Having worked with gardeners in Japan before, it was no surprise to hear our bonsai teacher's response when asked about the first thing in caring for bonsai. "Watering," he said, and then quickly followed with "Ishi no ue nimo san nen" (石の上にも三年), a phrase that means to warm a rock by sitting on it for three years. It refers to the patience and perseverance that is needed to eventually overcome any challenge. But could learning to water really take three years to master?!
Our young teacher brings us over to the watering basin, a large glazed pot next to a faucet, and hands us the copper watering can balanced on its edge. It's called a jyōro and reminds me of a kettle with a shower head stuck on a long spout. Holding the top brace, so that our hands remain dry, we tip the jyōro back and submerge it into the basin, letting water filter through a wire mesh opening. The reservoir fills softly and quickly. In what feels like an unnatural way of gripping, we hold the handle so that the spout is facing away from us with the left hand, and walk over to our freshly trimmed and repotted bonsai. When watering, this hand formation allows us to comfortably hold the jyōro high above, letting gravity pull its contents down the long copper neck, and if needed allows our right hand to offer additional support. When the force of this water hits the end of the spout, it gets diverted again through a slanted shower head and comes out like a soft rain. It reminds me of a thousand raindrops bouncing off a puddle. Could this not be the most pleasing way to get watered? The soft leaves and hanging red berries of our new year's arrangement reflect the light of the sun. The freshly laid moss and white gravel are wet yet remain undisturbed, and the black pine, austere even at this young age, somehow looks pleased.
As beautiful as this watering technique seems -- a delicate balance of coordination, gravity and soft materials, I ask myself again why it would take three years to learn. It seems as simple as 'hold copper can full of water, tip, and let rain.' But perhaps our teacher somehow did do it differently in a way that couldn't be seen by a beginner. I remember the phrase he taught us, Ishi no ue nimo san nen, and imagine some stone-faced gardener tipping a can of water for three long years, causing unhappy plants and mountain deluge below. What technique is there to learn anyway in not moving? Perhaps the result is secondary only to the act itself, and one to be performed as long as necessary until it becomes completely natural.
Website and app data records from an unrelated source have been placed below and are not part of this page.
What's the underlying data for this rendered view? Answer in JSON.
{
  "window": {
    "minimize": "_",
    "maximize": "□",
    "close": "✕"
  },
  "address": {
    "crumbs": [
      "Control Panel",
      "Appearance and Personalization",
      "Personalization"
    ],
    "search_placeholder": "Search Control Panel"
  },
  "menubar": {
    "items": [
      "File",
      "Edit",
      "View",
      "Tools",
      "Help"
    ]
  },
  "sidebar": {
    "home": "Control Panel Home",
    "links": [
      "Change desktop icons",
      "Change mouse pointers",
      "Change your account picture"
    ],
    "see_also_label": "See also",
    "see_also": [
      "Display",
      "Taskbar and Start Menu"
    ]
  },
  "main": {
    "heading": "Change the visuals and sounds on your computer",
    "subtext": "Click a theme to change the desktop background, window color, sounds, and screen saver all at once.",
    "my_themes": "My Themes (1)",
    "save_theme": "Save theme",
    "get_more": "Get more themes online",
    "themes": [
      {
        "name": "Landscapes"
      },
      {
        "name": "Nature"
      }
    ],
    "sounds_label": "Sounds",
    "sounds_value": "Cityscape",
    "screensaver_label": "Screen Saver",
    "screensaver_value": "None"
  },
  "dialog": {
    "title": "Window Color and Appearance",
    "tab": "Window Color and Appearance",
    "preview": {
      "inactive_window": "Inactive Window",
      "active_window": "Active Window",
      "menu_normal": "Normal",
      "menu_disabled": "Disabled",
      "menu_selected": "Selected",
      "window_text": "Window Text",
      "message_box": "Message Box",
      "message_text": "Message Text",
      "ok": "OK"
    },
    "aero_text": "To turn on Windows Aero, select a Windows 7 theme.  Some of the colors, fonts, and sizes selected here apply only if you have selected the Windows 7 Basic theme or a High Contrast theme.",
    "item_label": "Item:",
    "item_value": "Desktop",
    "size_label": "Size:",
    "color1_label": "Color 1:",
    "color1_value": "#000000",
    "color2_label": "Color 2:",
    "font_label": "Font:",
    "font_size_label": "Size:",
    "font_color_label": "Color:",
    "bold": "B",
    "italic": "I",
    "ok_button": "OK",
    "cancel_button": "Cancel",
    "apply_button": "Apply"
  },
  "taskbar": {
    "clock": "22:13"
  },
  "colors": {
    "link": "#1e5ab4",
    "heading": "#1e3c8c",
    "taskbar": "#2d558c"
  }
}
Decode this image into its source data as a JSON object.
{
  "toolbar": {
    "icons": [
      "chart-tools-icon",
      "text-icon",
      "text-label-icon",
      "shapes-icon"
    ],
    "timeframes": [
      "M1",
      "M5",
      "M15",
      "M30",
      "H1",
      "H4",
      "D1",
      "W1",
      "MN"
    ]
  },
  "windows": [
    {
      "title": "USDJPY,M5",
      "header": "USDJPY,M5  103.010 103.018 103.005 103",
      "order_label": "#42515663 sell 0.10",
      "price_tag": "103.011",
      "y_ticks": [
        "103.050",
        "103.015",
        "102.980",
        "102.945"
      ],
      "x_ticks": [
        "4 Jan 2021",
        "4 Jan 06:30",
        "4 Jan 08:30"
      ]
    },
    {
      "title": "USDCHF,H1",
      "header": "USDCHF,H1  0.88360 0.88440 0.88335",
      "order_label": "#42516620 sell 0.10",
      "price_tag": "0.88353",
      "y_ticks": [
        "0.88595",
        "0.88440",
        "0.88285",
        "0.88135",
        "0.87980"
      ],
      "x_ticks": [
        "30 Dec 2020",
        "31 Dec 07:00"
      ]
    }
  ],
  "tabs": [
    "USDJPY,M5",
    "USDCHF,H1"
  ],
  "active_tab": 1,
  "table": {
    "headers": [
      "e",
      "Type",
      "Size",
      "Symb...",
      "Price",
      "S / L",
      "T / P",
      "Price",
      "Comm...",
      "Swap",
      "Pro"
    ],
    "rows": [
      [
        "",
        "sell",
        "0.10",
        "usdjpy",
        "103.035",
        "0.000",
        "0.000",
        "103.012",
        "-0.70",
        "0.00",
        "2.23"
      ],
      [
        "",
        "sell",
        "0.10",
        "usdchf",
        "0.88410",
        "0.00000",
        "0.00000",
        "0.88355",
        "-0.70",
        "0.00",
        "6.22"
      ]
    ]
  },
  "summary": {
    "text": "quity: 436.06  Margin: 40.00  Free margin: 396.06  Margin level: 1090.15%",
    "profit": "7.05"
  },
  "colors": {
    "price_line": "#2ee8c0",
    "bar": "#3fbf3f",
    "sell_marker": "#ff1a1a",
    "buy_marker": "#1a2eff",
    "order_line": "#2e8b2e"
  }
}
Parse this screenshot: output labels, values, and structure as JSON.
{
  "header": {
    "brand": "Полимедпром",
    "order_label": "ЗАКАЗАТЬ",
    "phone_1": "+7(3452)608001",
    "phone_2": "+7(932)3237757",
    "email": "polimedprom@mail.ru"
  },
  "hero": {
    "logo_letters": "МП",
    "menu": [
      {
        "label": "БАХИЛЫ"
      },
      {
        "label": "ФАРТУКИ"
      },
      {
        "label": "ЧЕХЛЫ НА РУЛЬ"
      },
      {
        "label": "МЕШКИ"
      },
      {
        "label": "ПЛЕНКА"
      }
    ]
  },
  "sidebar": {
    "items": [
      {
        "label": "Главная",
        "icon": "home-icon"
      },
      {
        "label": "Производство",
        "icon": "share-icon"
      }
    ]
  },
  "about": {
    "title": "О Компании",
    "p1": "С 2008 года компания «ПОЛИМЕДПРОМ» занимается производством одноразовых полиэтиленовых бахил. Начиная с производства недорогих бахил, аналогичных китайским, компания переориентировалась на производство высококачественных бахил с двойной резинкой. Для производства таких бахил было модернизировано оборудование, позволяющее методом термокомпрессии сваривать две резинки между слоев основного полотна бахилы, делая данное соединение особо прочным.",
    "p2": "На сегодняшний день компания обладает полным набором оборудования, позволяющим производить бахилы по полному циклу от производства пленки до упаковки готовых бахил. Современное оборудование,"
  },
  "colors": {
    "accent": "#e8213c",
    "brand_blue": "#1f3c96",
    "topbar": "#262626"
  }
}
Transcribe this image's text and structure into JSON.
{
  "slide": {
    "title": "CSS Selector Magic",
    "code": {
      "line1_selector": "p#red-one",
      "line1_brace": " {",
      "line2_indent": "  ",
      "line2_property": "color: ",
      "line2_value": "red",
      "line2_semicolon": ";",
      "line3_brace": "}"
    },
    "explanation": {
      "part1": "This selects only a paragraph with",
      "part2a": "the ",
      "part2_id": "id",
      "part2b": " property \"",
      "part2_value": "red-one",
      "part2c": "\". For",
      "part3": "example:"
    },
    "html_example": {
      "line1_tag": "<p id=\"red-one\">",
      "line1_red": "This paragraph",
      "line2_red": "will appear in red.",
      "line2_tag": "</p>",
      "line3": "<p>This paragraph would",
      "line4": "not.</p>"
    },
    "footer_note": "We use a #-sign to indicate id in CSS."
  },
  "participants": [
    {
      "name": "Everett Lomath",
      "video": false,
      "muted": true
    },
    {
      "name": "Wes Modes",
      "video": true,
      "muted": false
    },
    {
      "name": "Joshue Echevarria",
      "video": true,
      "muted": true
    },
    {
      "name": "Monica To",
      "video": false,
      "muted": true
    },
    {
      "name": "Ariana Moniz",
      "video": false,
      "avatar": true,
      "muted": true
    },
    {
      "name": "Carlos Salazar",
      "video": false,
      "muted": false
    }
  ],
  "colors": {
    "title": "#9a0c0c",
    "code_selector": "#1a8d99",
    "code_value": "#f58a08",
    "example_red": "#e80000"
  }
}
Something like: do not water the plants; rather, become like the rain. Maybe happily watered plants are just the fortunate result of an unforced and simple act.